It is estimated by motoring solicitors that up to 250,000 people a year are disqualified for driving offences which range from drink driving to speeding. Whilst many people do not think of offences such as speeding as serious, it can be devastating for those who lose their licences. With that in mind, there are some key points to bear in mind should you be stopped by the police.
Don't be obstructive or argumentative
Do not be obstructive or argumentative if the police pull you to the side of the road. They are only doing their job, which they will carry on with regardless of a person’s attitude. Most officers will try their best to make the process a smooth one for you but they also have the means to make it uncomfortable.
Do not refuse your right to have a solicitor if you are taken to a police station. Not all solicitors will be motoring law specialists, but most give enough guidance to help in a police interview.
Always give correct details to the police. People who give false details are nearly always found out and you will be detrimental to your position at a court hearing if you have told lies. Furthermore, you may face fresh charges even if you are found not guilty of the original offence. It is usually unproductive to insist that an officer produces a calibration certificate if you are pulled over for speeding. Feel free to ask how he recorded your speed and ask if you can view the equipment but officers will rarely carry a calibration certificate.
Do not refuse to provide a breath test without a good reason. People who do not attempt to provide breath samples have few defences to charges such as failing to provide a specimen. Often people charged with this offence can end up with even harsher sentences as the court does not know whether you had one drink or 20. Do not place pennies under your tongue if asked to undergo a breath test. It will have no effect on the reading and make you look dishonest in court.
Talk to a solicitor

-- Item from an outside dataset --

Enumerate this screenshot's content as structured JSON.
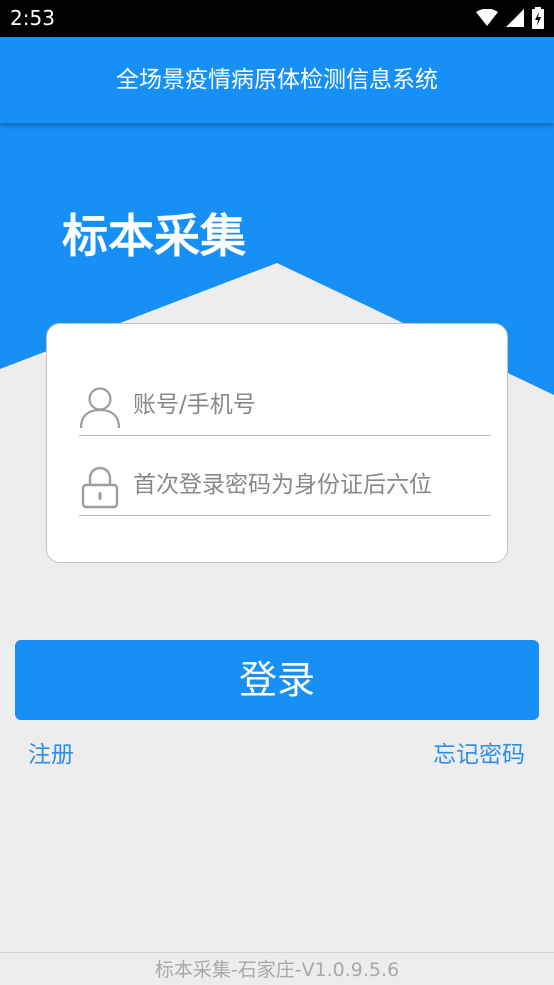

Always seek representation for court appearances. Even if your case is not defendable, having good representation can mean the difference between a fine or community punishment and the difference between penalty points and a disqualification.
Eyes on the road
Generally, when driving, turn off your mobile telephone and eat and drink before your journey. Set the radio to the station you like and leave it there. Take the time to pull over to smoke if you fancy a cigarette. All of this may seem like unnecessary precaution, but should you find yourself in court with your licence under threat you will quickly realise that the law these days really does require a motorist to give all of their attention to the road.
Avoid sitting in a vehicle while intoxicated even if you have no intention to drive. In particular, stay out of the driver’s seat. Police officers are well within their rights to arrest you for being drunk in charge of a motor vehicle and it will be up to you to prove that you had no intention of driving further. This may be difficult and expensive to do.
Never assume that you can drive on car parks and industrial sites when you should not be driving. Just because they are ‘private land’, if you have no driving licence or insurance you will still be prosecuted if caught. If the public have access you are just as likely to be prosecuted for driving in these places as you would be on a public road.
Stay at the scene of any accident even if you are intoxicated. While excess alcohol offences are serious, you will find yourself in far greater trouble if you leave the scene of an accident or fail to report an accident.
You are under an obligation to report an accident even if it involves only a collision with road furniture such as a traffic sign or lamppost. You even have a duty to report and accident if you simply hit a tree.
Be careful whom you take advice from
One of the top mistakes people make is to take advice from anyone who will give it. While most people will give you advice in an attempt to help, it is generally best only to take notice of advice provided by solicitors or the court. Most advice you will hear from other sources is not attempted to lead you astray, but it is not always entirely accurate and can sometimes leave you in trouble.